» EXERCISE AIM:
Everything in the listing below should be written out again exactly, except the pictures.

» INPUT RECORDS:

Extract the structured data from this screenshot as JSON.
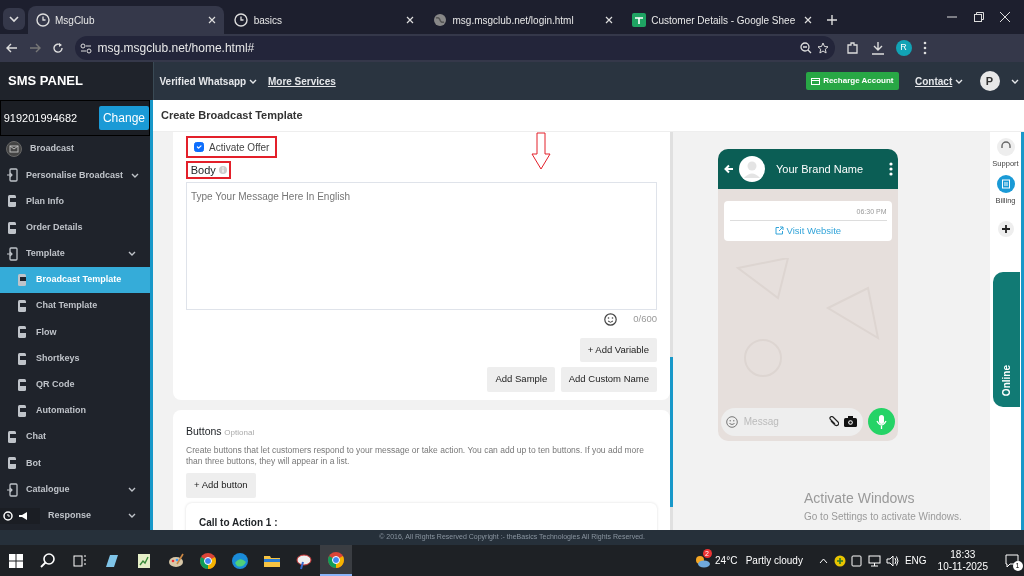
{
  "browser": {
    "tabs": [
      {
        "title": "MsgClub",
        "selected": true,
        "kind": "clock"
      },
      {
        "title": "basics",
        "selected": false,
        "kind": "clock"
      },
      {
        "title": "msg.msgclub.net/login.html",
        "selected": false,
        "kind": "globe"
      },
      {
        "title": "Customer Details - Google Shee",
        "selected": false,
        "kind": "sheet"
      }
    ],
    "url": "msg.msgclub.net/home.html#",
    "profile": "R"
  },
  "app": {
    "brand": "SMS PANEL",
    "phone_number": "919201994682",
    "change_button": "Change",
    "nav": [
      {
        "label": "Verified Whatsapp",
        "kind": "dropdown"
      },
      {
        "label": "More Services",
        "kind": "link"
      }
    ],
    "recharge_button": "Recharge Account",
    "contact": "Contact",
    "avatar": "P"
  },
  "sidebar": {
    "items": [
      {
        "label": "Broadcast",
        "kind": "mail",
        "selected": false
      },
      {
        "label": "Personalise Broadcast",
        "kind": "group",
        "selected": false
      },
      {
        "label": "Plan Info",
        "kind": "page",
        "selected": false
      },
      {
        "label": "Order Details",
        "kind": "page",
        "selected": false
      },
      {
        "label": "Template",
        "kind": "group",
        "selected": false,
        "children": [
          {
            "label": "Broadcast Template",
            "kind": "page",
            "selected": true
          },
          {
            "label": "Chat Template",
            "kind": "page",
            "selected": false
          },
          {
            "label": "Flow",
            "kind": "page",
            "selected": false
          },
          {
            "label": "Shortkeys",
            "kind": "page",
            "selected": false
          },
          {
            "label": "QR Code",
            "kind": "page",
            "selected": false
          },
          {
            "label": "Automation",
            "kind": "page",
            "selected": false
          }
        ]
      },
      {
        "label": "Chat",
        "kind": "page",
        "selected": false
      },
      {
        "label": "Bot",
        "kind": "page",
        "selected": false
      },
      {
        "label": "Catalogue",
        "kind": "group",
        "selected": false
      },
      {
        "label": "Response",
        "kind": "group",
        "selected": false
      }
    ]
  },
  "page": {
    "title": "Create Broadcast Template",
    "activate_offer": {
      "label": "Activate Offer",
      "checked": true
    },
    "body": {
      "label": "Body",
      "placeholder": "Type Your Message Here In English",
      "counter": "0/600"
    },
    "add_variable": "+ Add Variable",
    "add_sample": "Add Sample",
    "add_custom_name": "Add Custom Name",
    "buttons_section": {
      "title": "Buttons",
      "optional": "Optional",
      "description": "Create buttons that let customers respond to your message or take action. You can add up to ten buttons. If you add more than three buttons, they will appear in a list.",
      "add_button": "+ Add button",
      "call_to_action": "Call to Action 1 :"
    }
  },
  "preview": {
    "brand_name": "Your Brand Name",
    "time": "06:30 PM",
    "link": "Visit Website",
    "message_placeholder": "Messag"
  },
  "right_rail": {
    "support": "Support",
    "billing": "Billing",
    "online": "Online"
  },
  "footer": "© 2016, All Rights Reserved Copyright :- theBasics Technologies All Rights Reserved.",
  "activation": {
    "title": "Activate Windows",
    "subtitle": "Go to Settings to activate Windows."
  },
  "taskbar": {
    "weather_badge": "2",
    "temperature": "24°C",
    "weather": "Partly cloudy",
    "language": "ENG",
    "time": "18:33",
    "date": "10-11-2025",
    "notifications": "1"
  }
}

» ANSWER TO THE EXERCISE:
Extract the structured data from this screenshot as JSON.
{
  "browser": {
    "tabs": [
      {
        "title": "MsgClub",
        "selected": true,
        "kind": "clock"
      },
      {
        "title": "basics",
        "selected": false,
        "kind": "clock"
      },
      {
        "title": "msg.msgclub.net/login.html",
        "selected": false,
        "kind": "globe"
      },
      {
        "title": "Customer Details - Google Shee",
        "selected": false,
        "kind": "sheet"
      }
    ],
    "url": "msg.msgclub.net/home.html#",
    "profile": "R"
  },
  "app": {
    "brand": "SMS PANEL",
    "phone_number": "919201994682",
    "change_button": "Change",
    "nav": [
      {
        "label": "Verified Whatsapp",
        "kind": "dropdown"
      },
      {
        "label": "More Services",
        "kind": "link"
      }
    ],
    "recharge_button": "Recharge Account",
    "contact": "Contact",
    "avatar": "P"
  },
  "sidebar": {
    "items": [
      {
        "label": "Broadcast",
        "kind": "mail",
        "selected": false
      },
      {
        "label": "Personalise Broadcast",
        "kind": "group",
        "selected": false
      },
      {
        "label": "Plan Info",
        "kind": "page",
        "selected": false
      },
      {
        "label": "Order Details",
        "kind": "page",
        "selected": false
      },
      {
        "label": "Template",
        "kind": "group",
        "selected": false,
        "children": [
          {
            "label": "Broadcast Template",
            "kind": "page",
            "selected": true
          },
          {
            "label": "Chat Template",
            "kind": "page",
            "selected": false
          },
          {
            "label": "Flow",
            "kind": "page",
            "selected": false
          },
          {
            "label": "Shortkeys",
            "kind": "page",
            "selected": false
          },
          {
            "label": "QR Code",
            "kind": "page",
            "selected": false
          },
          {
            "label": "Automation",
            "kind": "page",
            "selected": false
          }
        ]
      },
      {
        "label": "Chat",
        "kind": "page",
        "selected": false
      },
      {
        "label": "Bot",
        "kind": "page",
        "selected": false
      },
      {
        "label": "Catalogue",
        "kind": "group",
        "selected": false
      },
      {
        "label": "Response",
        "kind": "group",
        "selected": false
      }
    ]
  },
  "page": {
    "title": "Create Broadcast Template",
    "activate_offer": {
      "label": "Activate Offer",
      "checked": true
    },
    "body": {
      "label": "Body",
      "placeholder": "Type Your Message Here In English",
      "counter": "0/600"
    },
    "add_variable": "+ Add Variable",
    "add_sample": "Add Sample",
    "add_custom_name": "Add Custom Name",
    "buttons_section": {
      "title": "Buttons",
      "optional": "Optional",
      "description": "Create buttons that let customers respond to your message or take action. You can add up to ten buttons. If you add more than three buttons, they will appear in a list.",
      "add_button": "+ Add button",
      "call_to_action": "Call to Action 1 :"
    }
  },
  "preview": {
    "brand_name": "Your Brand Name",
    "time": "06:30 PM",
    "link": "Visit Website",
    "message_placeholder": "Messag"
  },
  "right_rail": {
    "support": "Support",
    "billing": "Billing",
    "online": "Online"
  },
  "footer": "© 2016, All Rights Reserved Copyright :- theBasics Technologies All Rights Reserved.",
  "activation": {
    "title": "Activate Windows",
    "subtitle": "Go to Settings to activate Windows."
  },
  "taskbar": {
    "weather_badge": "2",
    "temperature": "24°C",
    "weather": "Partly cloudy",
    "language": "ENG",
    "time": "18:33",
    "date": "10-11-2025",
    "notifications": "1"
  }
}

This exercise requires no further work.